═══ Dataset entries ═══

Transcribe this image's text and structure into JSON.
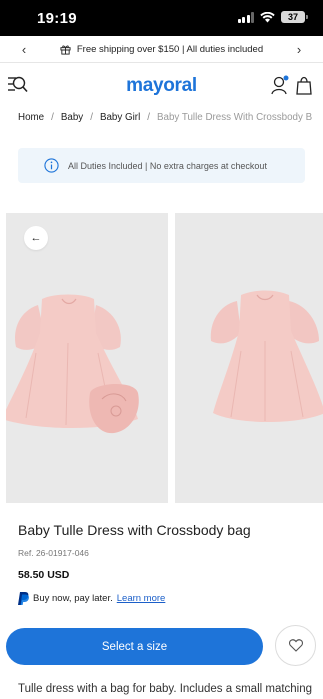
{
  "status_bar": {
    "time": "19:19",
    "battery": "37"
  },
  "promo": {
    "text": "Free shipping over $150 | All duties included",
    "prev_icon": "chevron-left-icon",
    "next_icon": "chevron-right-icon",
    "gift_icon": "gift-icon"
  },
  "header": {
    "logo": "mayoral",
    "brand_color": "#1e74d9",
    "menu_icon": "menu-search-icon",
    "account_icon": "account-icon",
    "bag_icon": "shopping-bag-icon"
  },
  "breadcrumb": {
    "items": [
      "Home",
      "Baby",
      "Baby Girl"
    ],
    "current": "Baby Tulle Dress With Crossbody B"
  },
  "notice": {
    "text": "All Duties Included | No extra charges at checkout",
    "icon": "info-icon"
  },
  "gallery": {
    "back_icon": "arrow-left-icon",
    "dress_color": "#f1c1bd"
  },
  "product": {
    "title": "Baby Tulle Dress with Crossbody bag",
    "ref": "Ref. 26-01917-046",
    "price": "58.50 USD"
  },
  "paypal": {
    "text": "Buy now, pay later.",
    "link": "Learn more",
    "icon": "paypal-icon"
  },
  "actions": {
    "select_size": "Select a size",
    "wishlist_icon": "heart-icon"
  },
  "description": "Tulle dress with a bag for baby. Includes a small matching"
}
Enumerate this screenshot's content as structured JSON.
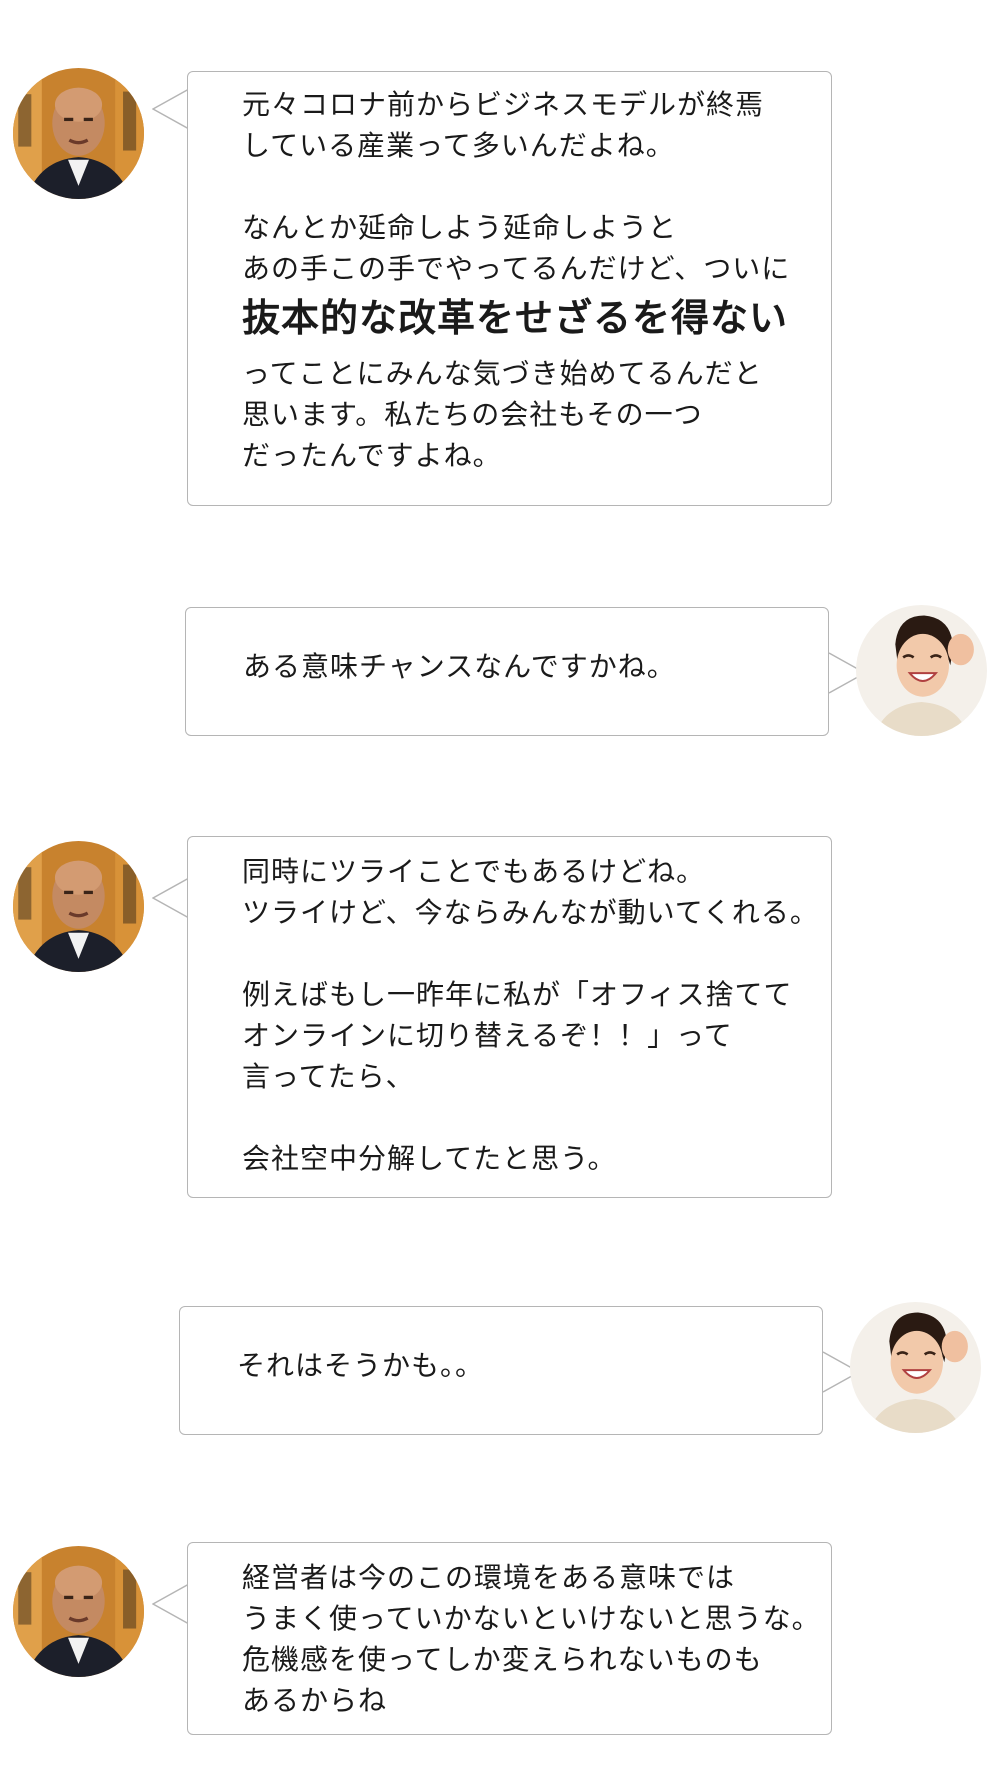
{
  "messages": [
    {
      "speaker": "man",
      "lines": [
        "元々コロナ前からビジネスモデルが終焉",
        "している産業って多いんだよね。",
        "",
        "なんとか延命しよう延命しようと",
        "あの手この手でやってるんだけど、ついに"
      ],
      "emphasis": "抜本的な改革をせざるを得ない",
      "after": [
        "ってことにみんな気づき始めてるんだと",
        "思います。私たちの会社もその一つ",
        "だったんですよね。"
      ]
    },
    {
      "speaker": "woman",
      "lines": [
        "ある意味チャンスなんですかね。"
      ]
    },
    {
      "speaker": "man",
      "lines": [
        "同時にツライことでもあるけどね。",
        "ツライけど、今ならみんなが動いてくれる。",
        "",
        "例えばもし一昨年に私が「オフィス捨てて",
        "オンラインに切り替えるぞ！！」って",
        "言ってたら、",
        "",
        "会社空中分解してたと思う。"
      ]
    },
    {
      "speaker": "woman",
      "lines": [
        "それはそうかも。。"
      ]
    },
    {
      "speaker": "man",
      "lines": [
        "経営者は今のこの環境をある意味では",
        "うまく使っていかないといけないと思うな。",
        "危機感を使ってしか変えられないものも",
        "あるからね"
      ]
    }
  ]
}
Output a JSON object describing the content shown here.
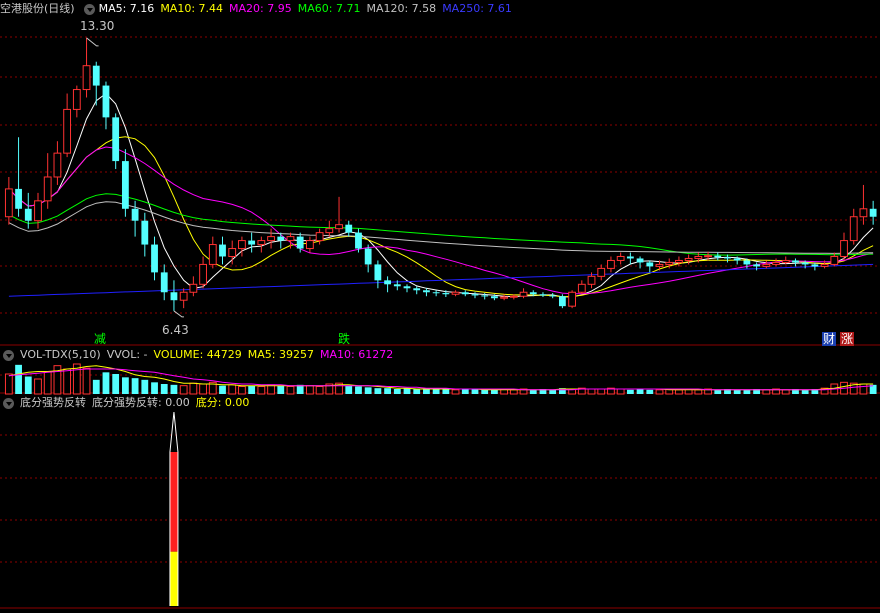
{
  "header_price": {
    "title": "空港股份(日线)",
    "ma5_label": "MA5: 7.16",
    "ma10_label": "MA10: 7.44",
    "ma20_label": "MA20: 7.95",
    "ma60_label": "MA60: 7.71",
    "ma120_label": "MA120: 7.58",
    "ma250_label": "MA250: 7.61"
  },
  "header_volume": {
    "title": "VOL-TDX(5,10)",
    "vvol_label": "VVOL: -",
    "volume_label": "VOLUME: 44729",
    "ma5_label": "MA5: 39257",
    "ma10_label": "MA10: 61272"
  },
  "header_indicator": {
    "title": "底分强势反转",
    "value_label": "底分强势反转: 0.00",
    "bottom_label": "底分: 0.00"
  },
  "markers": {
    "high": "13.30",
    "low": "6.43",
    "m1": "减",
    "m2": "跌",
    "m3": "财",
    "m4": "涨"
  },
  "colors": {
    "up": "#ff3232",
    "down": "#54ffff",
    "ma5": "#ffffff",
    "ma10": "#ffff00",
    "ma20": "#ff00ff",
    "ma60": "#00ff00",
    "ma120": "#c0c0c0",
    "ma250": "#2020ff",
    "grid": "#8b0000"
  },
  "chart_data": [
    {
      "type": "candlestick",
      "title": "空港股份(日线)",
      "ylim": [
        5.9,
        13.8
      ],
      "price_high": 13.3,
      "price_low": 6.43,
      "candles": [
        [
          8.8,
          9.5,
          9.8,
          8.6
        ],
        [
          9.5,
          9.0,
          10.8,
          8.8
        ],
        [
          9.0,
          8.7,
          9.4,
          8.5
        ],
        [
          8.7,
          9.2,
          9.4,
          8.5
        ],
        [
          9.2,
          9.8,
          10.4,
          9.0
        ],
        [
          9.8,
          10.4,
          10.7,
          9.6
        ],
        [
          10.4,
          11.5,
          11.9,
          10.3
        ],
        [
          11.5,
          12.0,
          12.1,
          11.3
        ],
        [
          12.0,
          12.6,
          13.3,
          11.8
        ],
        [
          12.6,
          12.1,
          12.7,
          11.6
        ],
        [
          12.1,
          11.3,
          12.2,
          11.0
        ],
        [
          11.3,
          10.2,
          11.4,
          10.0
        ],
        [
          10.2,
          9.0,
          10.5,
          8.8
        ],
        [
          9.0,
          8.7,
          9.2,
          8.3
        ],
        [
          8.7,
          8.1,
          8.9,
          7.8
        ],
        [
          8.1,
          7.4,
          8.3,
          7.2
        ],
        [
          7.4,
          6.9,
          7.6,
          6.7
        ],
        [
          6.9,
          6.7,
          7.2,
          6.43
        ],
        [
          6.7,
          6.9,
          7.0,
          6.5
        ],
        [
          6.9,
          7.1,
          7.3,
          6.8
        ],
        [
          7.1,
          7.6,
          7.8,
          7.0
        ],
        [
          7.6,
          8.1,
          8.3,
          7.5
        ],
        [
          8.1,
          7.8,
          8.3,
          7.6
        ],
        [
          7.8,
          8.0,
          8.2,
          7.6
        ],
        [
          8.0,
          8.2,
          8.3,
          7.8
        ],
        [
          8.2,
          8.1,
          8.4,
          7.9
        ],
        [
          8.1,
          8.2,
          8.3,
          7.9
        ],
        [
          8.2,
          8.3,
          8.5,
          8.0
        ],
        [
          8.3,
          8.2,
          8.4,
          8.0
        ],
        [
          8.2,
          8.3,
          8.4,
          8.0
        ],
        [
          8.3,
          8.0,
          8.4,
          7.9
        ],
        [
          8.0,
          8.2,
          8.3,
          7.9
        ],
        [
          8.2,
          8.4,
          8.5,
          8.1
        ],
        [
          8.4,
          8.5,
          8.7,
          8.3
        ],
        [
          8.5,
          8.6,
          9.3,
          8.4
        ],
        [
          8.6,
          8.4,
          8.7,
          8.3
        ],
        [
          8.4,
          8.0,
          8.5,
          7.9
        ],
        [
          8.0,
          7.6,
          8.1,
          7.4
        ],
        [
          7.6,
          7.2,
          7.7,
          7.0
        ],
        [
          7.2,
          7.1,
          7.3,
          6.9
        ],
        [
          7.1,
          7.05,
          7.2,
          6.95
        ],
        [
          7.05,
          7.0,
          7.1,
          6.9
        ],
        [
          7.0,
          6.95,
          7.05,
          6.85
        ],
        [
          6.95,
          6.9,
          7.0,
          6.8
        ],
        [
          6.9,
          6.88,
          6.95,
          6.8
        ],
        [
          6.88,
          6.85,
          6.95,
          6.78
        ],
        [
          6.85,
          6.9,
          6.95,
          6.8
        ],
        [
          6.9,
          6.85,
          6.95,
          6.8
        ],
        [
          6.85,
          6.82,
          6.9,
          6.75
        ],
        [
          6.82,
          6.8,
          6.88,
          6.72
        ],
        [
          6.8,
          6.75,
          6.85,
          6.7
        ],
        [
          6.75,
          6.78,
          6.85,
          6.7
        ],
        [
          6.78,
          6.8,
          6.85,
          6.72
        ],
        [
          6.8,
          6.9,
          7.0,
          6.75
        ],
        [
          6.9,
          6.85,
          6.95,
          6.8
        ],
        [
          6.85,
          6.82,
          6.9,
          6.78
        ],
        [
          6.82,
          6.8,
          6.88,
          6.75
        ],
        [
          6.8,
          6.55,
          6.85,
          6.5
        ],
        [
          6.55,
          6.9,
          6.95,
          6.5
        ],
        [
          6.9,
          7.1,
          7.2,
          6.85
        ],
        [
          7.1,
          7.3,
          7.4,
          7.0
        ],
        [
          7.3,
          7.5,
          7.6,
          7.2
        ],
        [
          7.5,
          7.7,
          7.8,
          7.4
        ],
        [
          7.7,
          7.8,
          7.9,
          7.6
        ],
        [
          7.8,
          7.75,
          7.9,
          7.6
        ],
        [
          7.75,
          7.65,
          7.8,
          7.5
        ],
        [
          7.65,
          7.55,
          7.7,
          7.4
        ],
        [
          7.55,
          7.6,
          7.7,
          7.45
        ],
        [
          7.6,
          7.65,
          7.75,
          7.5
        ],
        [
          7.65,
          7.7,
          7.8,
          7.55
        ],
        [
          7.7,
          7.75,
          7.85,
          7.6
        ],
        [
          7.75,
          7.8,
          7.9,
          7.65
        ],
        [
          7.8,
          7.82,
          7.92,
          7.7
        ],
        [
          7.82,
          7.78,
          7.9,
          7.7
        ],
        [
          7.78,
          7.75,
          7.85,
          7.65
        ],
        [
          7.75,
          7.7,
          7.8,
          7.6
        ],
        [
          7.7,
          7.6,
          7.75,
          7.5
        ],
        [
          7.6,
          7.55,
          7.65,
          7.45
        ],
        [
          7.55,
          7.6,
          7.7,
          7.5
        ],
        [
          7.6,
          7.65,
          7.75,
          7.55
        ],
        [
          7.65,
          7.7,
          7.8,
          7.6
        ],
        [
          7.7,
          7.65,
          7.75,
          7.55
        ],
        [
          7.65,
          7.6,
          7.7,
          7.5
        ],
        [
          7.6,
          7.55,
          7.65,
          7.45
        ],
        [
          7.55,
          7.6,
          7.7,
          7.5
        ],
        [
          7.6,
          7.8,
          7.9,
          7.55
        ],
        [
          7.8,
          8.2,
          8.4,
          7.7
        ],
        [
          8.2,
          8.8,
          9.0,
          8.1
        ],
        [
          8.8,
          9.0,
          9.6,
          8.6
        ],
        [
          9.0,
          8.8,
          9.2,
          8.6
        ]
      ]
    },
    {
      "type": "bar",
      "title": "VOL-TDX(5,10)",
      "volume": [
        24,
        35,
        21,
        18,
        27,
        34,
        30,
        36,
        31,
        17,
        26,
        24,
        20,
        19,
        17,
        14,
        12,
        11,
        10,
        13,
        12,
        14,
        10,
        11,
        9,
        10,
        9,
        11,
        10,
        9,
        11,
        10,
        9,
        12,
        13,
        10,
        9,
        8,
        7,
        7,
        6,
        7,
        6,
        6,
        6,
        6,
        5,
        6,
        6,
        5,
        5,
        6,
        5,
        6,
        5,
        6,
        5,
        7,
        6,
        7,
        6,
        6,
        7,
        6,
        5,
        6,
        5,
        5,
        6,
        5,
        6,
        5,
        6,
        5,
        6,
        5,
        5,
        6,
        5,
        6,
        5,
        6,
        5,
        6,
        7,
        12,
        14,
        13,
        12,
        11
      ],
      "vol_ma5": [
        22,
        24,
        26,
        27,
        27,
        28,
        30,
        31,
        33,
        34,
        32,
        30,
        27,
        23,
        21,
        20,
        18,
        15,
        13,
        13,
        12,
        12,
        11,
        11,
        10,
        10,
        10,
        10,
        10,
        10,
        10,
        10,
        10,
        10,
        11,
        11,
        10,
        10,
        9,
        8,
        7,
        7,
        6,
        6,
        6,
        6,
        6,
        6,
        6,
        5,
        5,
        5,
        5,
        5,
        5,
        5,
        5,
        6,
        6,
        6,
        6,
        6,
        6,
        6,
        6,
        6,
        6,
        6,
        5,
        5,
        5,
        5,
        5,
        5,
        5,
        5,
        5,
        5,
        5,
        5,
        5,
        5,
        5,
        5,
        6,
        7,
        9,
        11,
        12,
        12
      ],
      "vol_ma10": [
        22,
        23,
        24,
        25,
        26,
        27,
        28,
        29,
        30,
        30,
        30,
        30,
        29,
        28,
        27,
        26,
        24,
        22,
        20,
        18,
        17,
        16,
        14,
        13,
        12,
        12,
        11,
        11,
        11,
        10,
        10,
        10,
        10,
        10,
        10,
        10,
        10,
        10,
        10,
        9,
        9,
        8,
        8,
        7,
        7,
        7,
        6,
        6,
        6,
        6,
        6,
        6,
        6,
        5,
        5,
        5,
        5,
        5,
        5,
        6,
        6,
        6,
        6,
        6,
        6,
        6,
        6,
        6,
        6,
        6,
        6,
        6,
        5,
        5,
        5,
        5,
        5,
        5,
        5,
        5,
        5,
        5,
        5,
        5,
        5,
        6,
        7,
        8,
        9,
        10
      ]
    },
    {
      "type": "bar",
      "title": "底分强势反转",
      "signal_index": 17,
      "signal_value": 1.0,
      "bottom_value": 0.28
    }
  ]
}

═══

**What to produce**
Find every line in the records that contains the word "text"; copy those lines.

**Problem solution**
Transcribe this image's text and structure into JSON.
    "text": "Free shipping over $150 | All duties included",
    "text": "All Duties Included | No extra charges at checkout",
    "text": "Buy now, pay later.",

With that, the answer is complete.